The New York Times carries this strange tale of an annual review from Connecticut executive Peter Mendelson:
Mendelson was working as an account executive in the marketing-account management department of Comp-U-Card, now part of Cendant in Stamford, Conn., in the early 1980s. With his first annual review approaching, his boss suggested getting together at his health club in New York City the next day.
At the appointed hour, and after an exchange of pleasantries, the boss led Mendelson into the fencing room. "We donned full equipment, and he began to whack me with his foil for what felt like an eternity," Mendelson told the Times. "Don't ever believe anyone who says that those swords don't hurt even with full body armor. He mentioned halfway through the death match that he was the North Carolina state champion."
Then it was on to the club's track, for a two-mile jog. The boss also happened to be an all-American miler.
Finally, after Mendelson cried for mercy, the boss agreed to talk - in the sauna.
There, among 10 other semi-naked men, the boss began discussing Mendelson's performance. "The only problem was with the roar of the steam; it made conversation nearly impossible. I didn't know if I got a 5 percent increase or 15 percent.
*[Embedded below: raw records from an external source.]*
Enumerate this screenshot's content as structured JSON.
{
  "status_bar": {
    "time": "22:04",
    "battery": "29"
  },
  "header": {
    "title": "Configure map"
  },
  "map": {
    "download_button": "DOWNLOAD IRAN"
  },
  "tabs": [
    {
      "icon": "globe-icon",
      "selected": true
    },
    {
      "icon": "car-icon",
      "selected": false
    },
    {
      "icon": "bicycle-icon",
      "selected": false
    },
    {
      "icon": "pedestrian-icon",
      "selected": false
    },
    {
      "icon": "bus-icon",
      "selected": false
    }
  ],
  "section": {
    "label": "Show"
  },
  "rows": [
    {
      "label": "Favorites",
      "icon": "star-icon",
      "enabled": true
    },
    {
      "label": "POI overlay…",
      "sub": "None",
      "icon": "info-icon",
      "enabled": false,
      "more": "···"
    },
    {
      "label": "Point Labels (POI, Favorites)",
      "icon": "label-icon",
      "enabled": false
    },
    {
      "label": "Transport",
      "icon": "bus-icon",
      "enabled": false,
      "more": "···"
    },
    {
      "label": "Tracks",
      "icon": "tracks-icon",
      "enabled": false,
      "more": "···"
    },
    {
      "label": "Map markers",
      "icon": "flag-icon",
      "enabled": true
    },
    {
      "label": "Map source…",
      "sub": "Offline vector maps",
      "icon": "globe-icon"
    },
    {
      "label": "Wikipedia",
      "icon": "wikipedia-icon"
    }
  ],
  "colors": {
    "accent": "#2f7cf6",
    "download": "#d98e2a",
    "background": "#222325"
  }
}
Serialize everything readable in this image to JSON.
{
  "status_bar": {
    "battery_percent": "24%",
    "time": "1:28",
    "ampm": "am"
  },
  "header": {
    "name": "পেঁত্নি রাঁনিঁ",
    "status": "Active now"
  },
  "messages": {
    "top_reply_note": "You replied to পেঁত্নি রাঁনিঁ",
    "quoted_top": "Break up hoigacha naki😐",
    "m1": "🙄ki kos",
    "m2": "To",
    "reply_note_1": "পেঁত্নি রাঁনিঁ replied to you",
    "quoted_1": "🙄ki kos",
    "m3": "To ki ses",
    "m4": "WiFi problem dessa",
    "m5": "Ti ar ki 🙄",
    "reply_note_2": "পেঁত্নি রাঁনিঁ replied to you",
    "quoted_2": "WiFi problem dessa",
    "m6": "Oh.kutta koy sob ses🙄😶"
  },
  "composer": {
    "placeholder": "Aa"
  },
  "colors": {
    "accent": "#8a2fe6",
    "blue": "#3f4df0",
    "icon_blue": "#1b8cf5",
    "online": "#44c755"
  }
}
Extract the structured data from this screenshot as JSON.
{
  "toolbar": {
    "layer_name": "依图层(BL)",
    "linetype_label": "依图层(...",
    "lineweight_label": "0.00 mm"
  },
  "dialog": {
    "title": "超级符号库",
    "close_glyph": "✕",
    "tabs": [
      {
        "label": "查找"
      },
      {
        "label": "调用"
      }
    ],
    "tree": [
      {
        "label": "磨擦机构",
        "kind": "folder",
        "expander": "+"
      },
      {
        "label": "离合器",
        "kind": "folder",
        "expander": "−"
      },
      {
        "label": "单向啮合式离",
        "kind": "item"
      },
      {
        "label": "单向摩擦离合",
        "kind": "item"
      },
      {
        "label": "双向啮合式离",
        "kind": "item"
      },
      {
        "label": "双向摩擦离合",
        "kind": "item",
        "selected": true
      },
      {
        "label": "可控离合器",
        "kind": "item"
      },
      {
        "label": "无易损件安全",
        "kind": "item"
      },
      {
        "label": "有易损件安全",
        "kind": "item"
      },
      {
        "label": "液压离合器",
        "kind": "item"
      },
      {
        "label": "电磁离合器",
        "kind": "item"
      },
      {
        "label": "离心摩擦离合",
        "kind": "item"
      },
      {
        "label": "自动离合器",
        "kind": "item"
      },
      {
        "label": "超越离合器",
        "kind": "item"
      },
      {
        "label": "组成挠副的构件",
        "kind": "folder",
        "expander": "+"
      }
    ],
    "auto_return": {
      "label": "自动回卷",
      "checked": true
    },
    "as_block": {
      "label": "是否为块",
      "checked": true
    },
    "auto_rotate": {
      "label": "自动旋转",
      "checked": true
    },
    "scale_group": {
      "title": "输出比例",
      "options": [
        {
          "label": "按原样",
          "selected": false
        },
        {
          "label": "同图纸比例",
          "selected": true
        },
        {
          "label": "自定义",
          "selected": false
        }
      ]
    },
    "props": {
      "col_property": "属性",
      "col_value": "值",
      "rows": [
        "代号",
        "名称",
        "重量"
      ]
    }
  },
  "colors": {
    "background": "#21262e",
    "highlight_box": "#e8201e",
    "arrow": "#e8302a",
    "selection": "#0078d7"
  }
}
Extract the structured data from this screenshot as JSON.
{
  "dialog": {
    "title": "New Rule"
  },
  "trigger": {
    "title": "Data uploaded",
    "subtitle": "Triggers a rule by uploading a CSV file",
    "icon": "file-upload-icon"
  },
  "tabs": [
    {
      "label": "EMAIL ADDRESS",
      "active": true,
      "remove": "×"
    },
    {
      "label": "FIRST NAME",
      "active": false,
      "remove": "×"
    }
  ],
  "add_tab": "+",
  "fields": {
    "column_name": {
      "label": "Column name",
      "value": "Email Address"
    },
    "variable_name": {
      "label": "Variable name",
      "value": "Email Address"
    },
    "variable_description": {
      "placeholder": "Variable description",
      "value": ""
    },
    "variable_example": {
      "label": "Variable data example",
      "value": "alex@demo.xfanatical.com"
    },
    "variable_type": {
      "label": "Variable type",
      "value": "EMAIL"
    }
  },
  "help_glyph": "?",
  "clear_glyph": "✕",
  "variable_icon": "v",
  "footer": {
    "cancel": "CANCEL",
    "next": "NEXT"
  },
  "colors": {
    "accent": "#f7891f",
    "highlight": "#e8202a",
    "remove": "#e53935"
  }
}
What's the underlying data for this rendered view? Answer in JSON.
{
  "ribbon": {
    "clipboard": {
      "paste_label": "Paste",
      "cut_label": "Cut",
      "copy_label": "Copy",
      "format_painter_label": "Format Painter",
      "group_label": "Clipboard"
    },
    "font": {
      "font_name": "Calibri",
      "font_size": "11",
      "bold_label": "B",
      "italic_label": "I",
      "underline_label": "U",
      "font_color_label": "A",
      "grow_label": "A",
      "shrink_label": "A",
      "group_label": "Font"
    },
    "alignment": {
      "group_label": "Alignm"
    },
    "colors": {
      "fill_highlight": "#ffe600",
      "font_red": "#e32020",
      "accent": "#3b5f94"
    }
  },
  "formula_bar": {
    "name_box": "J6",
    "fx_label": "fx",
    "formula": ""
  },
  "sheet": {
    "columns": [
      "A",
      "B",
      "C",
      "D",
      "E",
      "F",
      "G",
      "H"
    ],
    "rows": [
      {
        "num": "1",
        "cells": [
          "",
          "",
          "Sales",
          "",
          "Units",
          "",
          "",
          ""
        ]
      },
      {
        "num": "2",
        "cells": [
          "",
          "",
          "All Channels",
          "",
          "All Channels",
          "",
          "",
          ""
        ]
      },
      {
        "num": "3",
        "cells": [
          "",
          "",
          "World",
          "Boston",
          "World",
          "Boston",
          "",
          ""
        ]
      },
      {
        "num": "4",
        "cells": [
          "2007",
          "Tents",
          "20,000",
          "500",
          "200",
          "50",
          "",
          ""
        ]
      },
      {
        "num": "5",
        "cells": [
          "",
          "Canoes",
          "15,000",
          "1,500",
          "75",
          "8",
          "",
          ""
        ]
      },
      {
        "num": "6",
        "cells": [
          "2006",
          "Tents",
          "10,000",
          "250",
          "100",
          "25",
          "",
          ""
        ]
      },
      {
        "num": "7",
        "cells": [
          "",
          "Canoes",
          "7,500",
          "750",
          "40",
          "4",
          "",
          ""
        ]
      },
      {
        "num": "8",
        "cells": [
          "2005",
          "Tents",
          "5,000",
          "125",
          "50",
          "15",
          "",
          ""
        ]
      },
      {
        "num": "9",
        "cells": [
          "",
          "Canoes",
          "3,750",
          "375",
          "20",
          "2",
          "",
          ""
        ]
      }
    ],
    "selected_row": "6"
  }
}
"I finally cried out in frustration: 'Show me your fingers. I can't hear you.' He held up all 10 fingers, closed them, and five more. I screamed back thanks. Everyone in the sauna congratulated me."
Source: The New York Times. Registration required.